### TRY IT:
Copy out all of the lines below exactly; the pictures do not belong in the copy.

### LISTED RECORDS:
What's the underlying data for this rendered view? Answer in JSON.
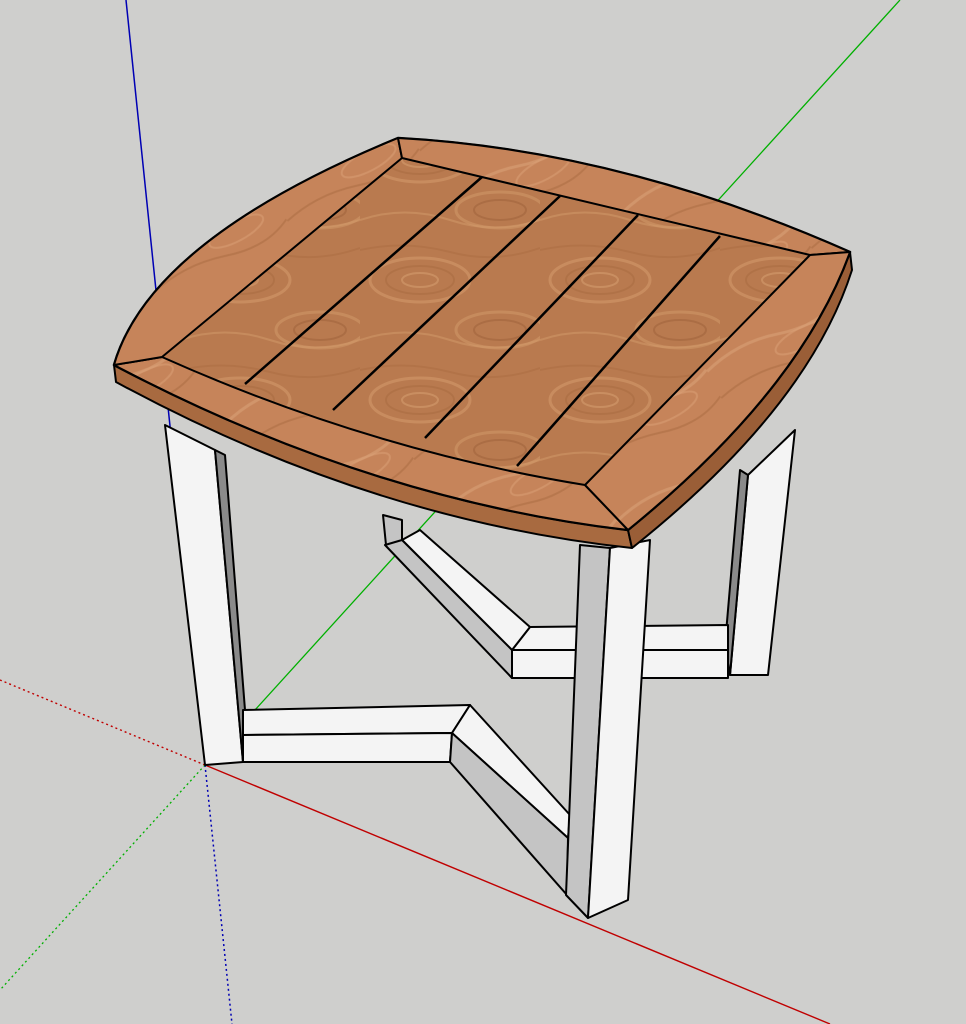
{
  "viewport": {
    "background_color": "#cfcfcd"
  },
  "axes": {
    "red_axis_color": "#c00000",
    "green_axis_color": "#00b000",
    "blue_axis_color": "#0000b4"
  },
  "model": {
    "tabletop_wood_base_color": "#b97a4f",
    "tabletop_wood_light_color": "#d49b6c",
    "tabletop_wood_dark_color": "#9a5e37",
    "tabletop_edge_color": "#c6845a",
    "leg_front_color": "#f4f4f4",
    "leg_side_color": "#c4c4c4",
    "leg_dark_color": "#8a8a8a",
    "edge_line_color": "#000000"
  }
}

### TASK SOLUTION:
What's the underlying data for this rendered view? Answer in JSON.
{
  "viewport": {
    "background_color": "#cfcfcd"
  },
  "axes": {
    "red_axis_color": "#c00000",
    "green_axis_color": "#00b000",
    "blue_axis_color": "#0000b4"
  },
  "model": {
    "tabletop_wood_base_color": "#b97a4f",
    "tabletop_wood_light_color": "#d49b6c",
    "tabletop_wood_dark_color": "#9a5e37",
    "tabletop_edge_color": "#c6845a",
    "leg_front_color": "#f4f4f4",
    "leg_side_color": "#c4c4c4",
    "leg_dark_color": "#8a8a8a",
    "edge_line_color": "#000000"
  }
}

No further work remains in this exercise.